If we are able, we should offer one of our kidneys up for donation to a stranger in need.
Most donors experience positive emotional benefits from trying to improve the health and well-being of a person in need.
Most humans can survive with one kidney.
If we needed a kidney, we would hope a stranger would give us one.
The recipient will have the length and quality of their life improved.
An organ donation is an unreasonably demanding ethical mandate.
Alternatives are being developed and do exist. There is no need to put oneself at risk.
Surgery to donate a kidney has risks to the donor.
The recipient's immune system may reject the kidney.
If somebody does a lot of good with effective charitable donations, or with their career, then the health consequences may prevent them from doing more good.
If you happen to have kidney problems in the future and you are left with only one, that's highly risky.
This creates a sense of obligation for people to donate when they would not want to jeopardize their own health.
If we could bring back the Neanderthals, should we?

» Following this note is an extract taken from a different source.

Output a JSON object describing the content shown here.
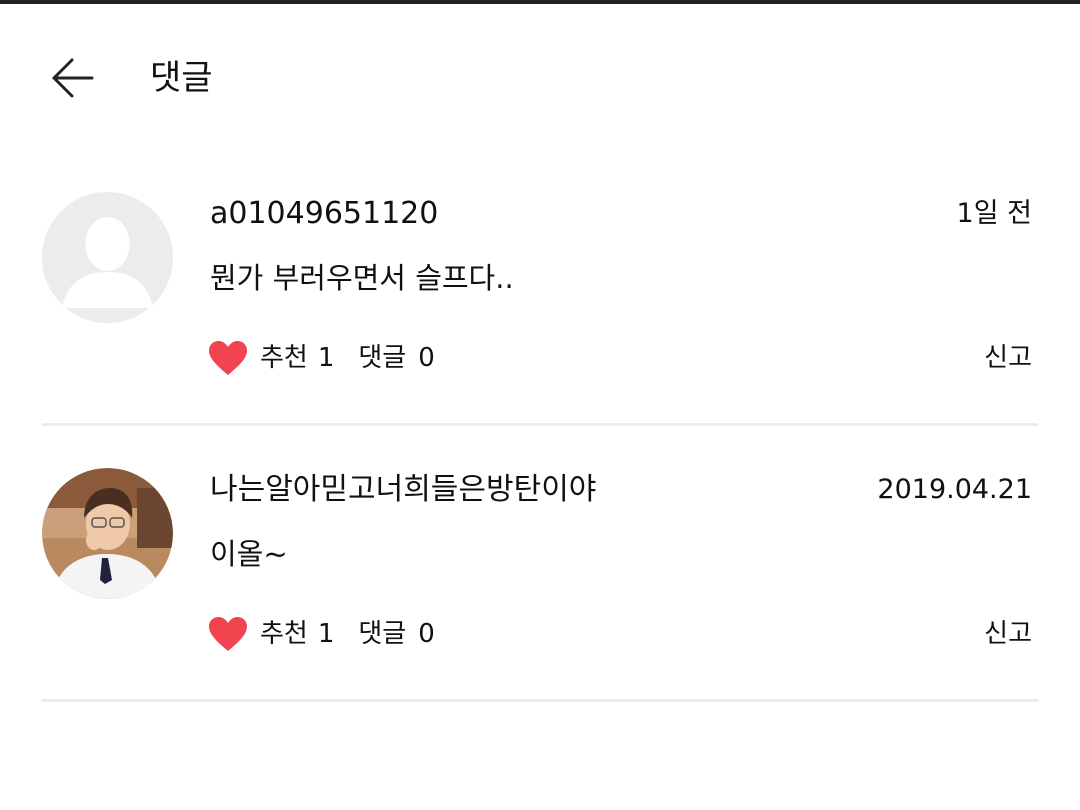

Do we need religion for morality?
Are We Morally Compelled to Help Others in Need?